Photo of Chris Capurso

Chris focuses his practice on consumer financial services compliance, guiding clients through the many federal and state laws and regulations that impact consumer credit programs.

On March 29, the Consumer Financial Protection Bureau (CFPB or Bureau) released its Consumer Response Annual Report, providing a high-level overview of the 1,657,600 consumer complaints received by the Bureau from January 1 through December 31, 2023. According to the report, the most-complained-about consumer financial product and service categories in 2023 were consumer reporting (79%), debt collection (7%), credit card (4%), checking or savings account (4%), and mortgage (2%). The CFPB’s 2023 Consumer Response Report found a continued increase in consumer reporting complaints, with more than one million of such complaints sent to the three nationwide consumer reporting agencies (CRA). The CFPB encourages companies to consider how best to incorporate complaint information into their institutional processes to help ensure that problems are detected early and addressed quickly.

On March 7, the Federal Trade Commission (FTC) announced a final rule updating recordkeeping requirements and extending the protections against misrepresentations of the Telemarketing Sales Rule (TSR) to businesses (Final Rule). It also announced a notice of proposed rulemaking to extend the TSR’s coverage to inbound telemarketing calls involving technical support services. These actions are part of the FTC’s current review of the TSR, which includes the Do Not Call (DNC) Registry rules and provisions banning nearly all telemarketing robocalls to consumers.

On March 8, Washington State’s legislature passed a significant amendment (SB 6025) to the Consumer Loan Act (CLA) targeting bank model lending. SB 6025 is an updated version of a prior bill, discussed here. The act awaits Governor Jay Inslee’s signature.

Comments on the Consumer Financial Protection Bureau’s (CFPB or Bureau) proposal to collect data from auto finance businesses that acquire or originate as few as 500 financing transactions a year are due by March 25, 2024.

On February 16, Kentucky state representative Steve Bratcher (R) introduced House Bill (HB) 578. The bill seeks to create a new section of the Kentucky Consumer Protection Act that would restrict how consumer reporting agencies (CRAs) share individual’s information with third parties under specific conditions, mandating explicit consent from the consumer.

On February 13, the Federal Trade Commission (FTC) released a blog post warning companies that it could be deemed an unfair or deceptive practice for a company to adopt more permissive data practices and to only inform consumers of such changes through retroactive amendments to its terms of service or privacy policy.
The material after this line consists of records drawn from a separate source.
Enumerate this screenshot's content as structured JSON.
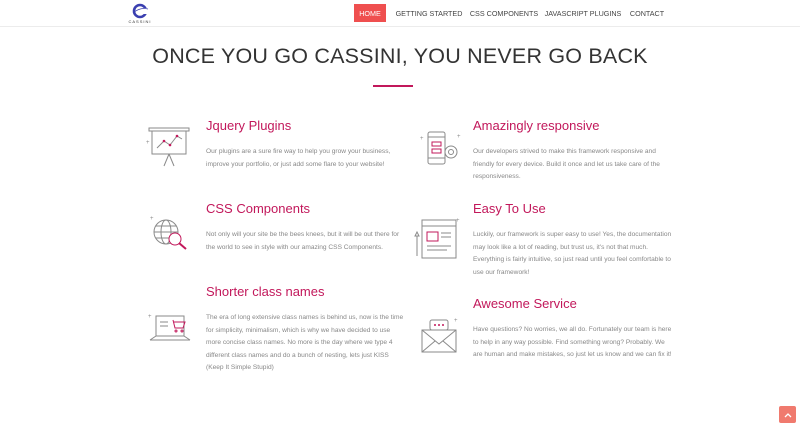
{
  "brand": {
    "logo_text": "CASSINI"
  },
  "nav": {
    "items": [
      {
        "label": "HOME",
        "active": true
      },
      {
        "label": "GETTING STARTED",
        "active": false
      },
      {
        "label": "CSS COMPONENTS",
        "active": false
      },
      {
        "label": "JAVASCRIPT PLUGINS",
        "active": false
      },
      {
        "label": "CONTACT",
        "active": false
      }
    ]
  },
  "hero": {
    "title": "ONCE YOU GO CASSINI, YOU NEVER GO BACK"
  },
  "features": [
    {
      "title": "Jquery Plugins",
      "icon": "presentation-chart-icon",
      "text": "Our plugins are a sure fire way to help you grow your business, improve your portfolio, or just add some flare to your website!"
    },
    {
      "title": "Amazingly responsive",
      "icon": "phone-gear-icon",
      "text": "Our developers strived to make this framework responsive and friendly for every device. Build it once and let us take care of the responsiveness."
    },
    {
      "title": "CSS Components",
      "icon": "globe-magnifier-icon",
      "text": "Not only will your site be the bees knees, but it will be out there for the world to see in style with our amazing CSS Components."
    },
    {
      "title": "Easy To Use",
      "icon": "document-pencil-icon",
      "text": "Luckily, our framework is super easy to use! Yes, the documentation may look like a lot of reading, but trust us, it's not that much. Everything is fairly intuitive, so just read until you feel comfortable to use our framework!"
    },
    {
      "title": "Shorter class names",
      "icon": "laptop-cart-icon",
      "text": "The era of long extensive class names is behind us, now is the time for simplicity, minimalism, which is why we have decided to use more concise class names. No more is the day where we type 4 different class names and do a bunch of nesting, lets just KISS (Keep It Simple Stupid)"
    },
    {
      "title": "Awesome Service",
      "icon": "envelope-chat-icon",
      "text": "Have questions? No worries, we all do. Fortunately our team is here to help in any way possible. Find something wrong? Probably. We are human and make mistakes, so just let us know and we can fix it!"
    }
  ],
  "colors": {
    "accent": "#c2185b",
    "nav_active": "#ef4f4f",
    "scroll_button": "#f07a6e"
  },
  "scroll_top": {
    "icon": "chevron-up-icon"
  }
}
We are pleased to share our annual review of regulatory and legal developments in the consumer financial services industry. With active federal and state legislatures, consumer financial services providers faced a challenging 2023. Courts across the country issued rulings that will have immediate and lasting impacts on the industry. Our team of more than 140 professionals has prepared this concise, yet thorough analysis of the most important issues and trends throughout our industry. We not only examined what happened in 2023, but also what to expect — and how to prepare — for the months ahead.

On January 11, the Consumer Financial Protection Bureau (CFPB or Bureau) issued two “advisory opinions” addressing the CFPB’s views of the obligations of consumer reporting agencies (CRAs) under the Fair Credit Reporting Act (FCRA). The advisory opinions are interpretive rules issued under the Bureau’s authority to interpret the FCRA pursuant to § 1022(b)(1) of the Consumer Financial Protection Act of 2010.
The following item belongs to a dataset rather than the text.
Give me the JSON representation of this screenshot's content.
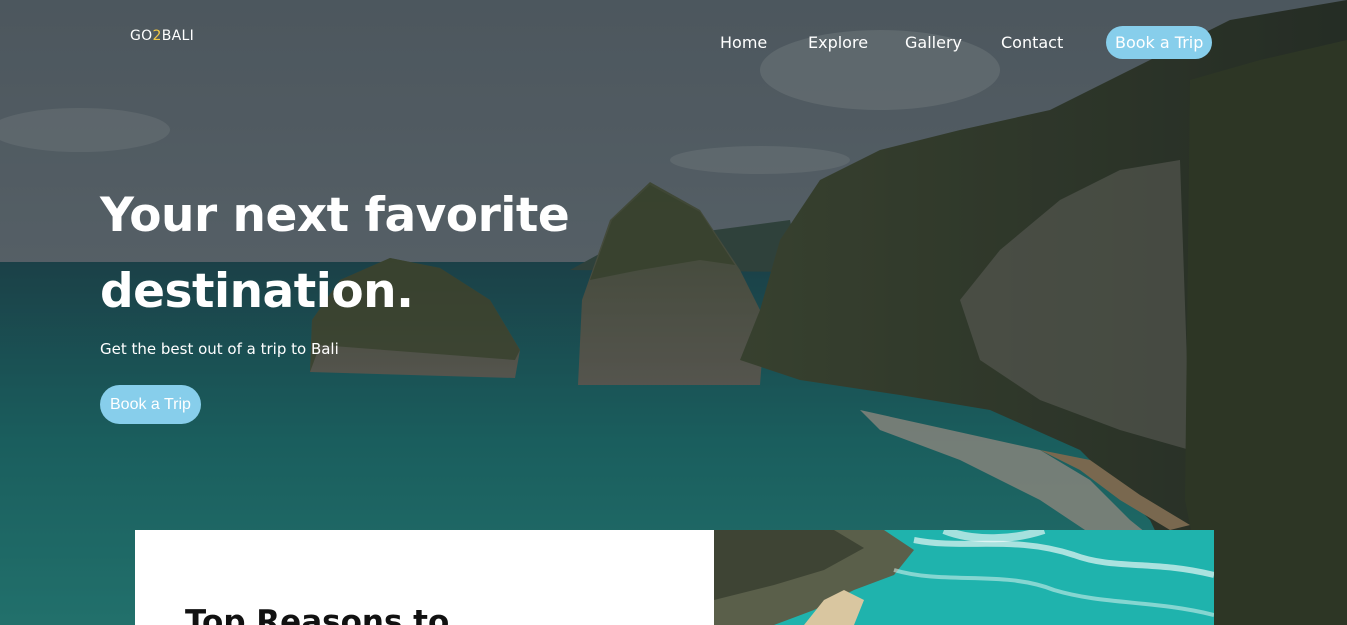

The Federal Trade Commission (FTC) and Connecticut Attorney General William Tong filed suit against auto dealer Manchester City Nissan (Manchester City), its owner, and several employees for allegedly deceiving consumers about the price of certified used cars, add-ons, and government fees. Filed January 4, the lawsuit was brought under the FTC Act and the Connecticut Unfair Trade Practices Act.

On December 12, the Federal Trade Commission (FTC) published the long-awaited regulation specific to motor vehicle dealers to address concerns of consumer deception in the sales process (Final Rule). We covered the proposed rule, introduced in June 2022, in a blog post here and podcast here. In a 3-0 vote, the FTC approved the issuance of the Final Rule, which will be published in the Federal Register in the coming weeks.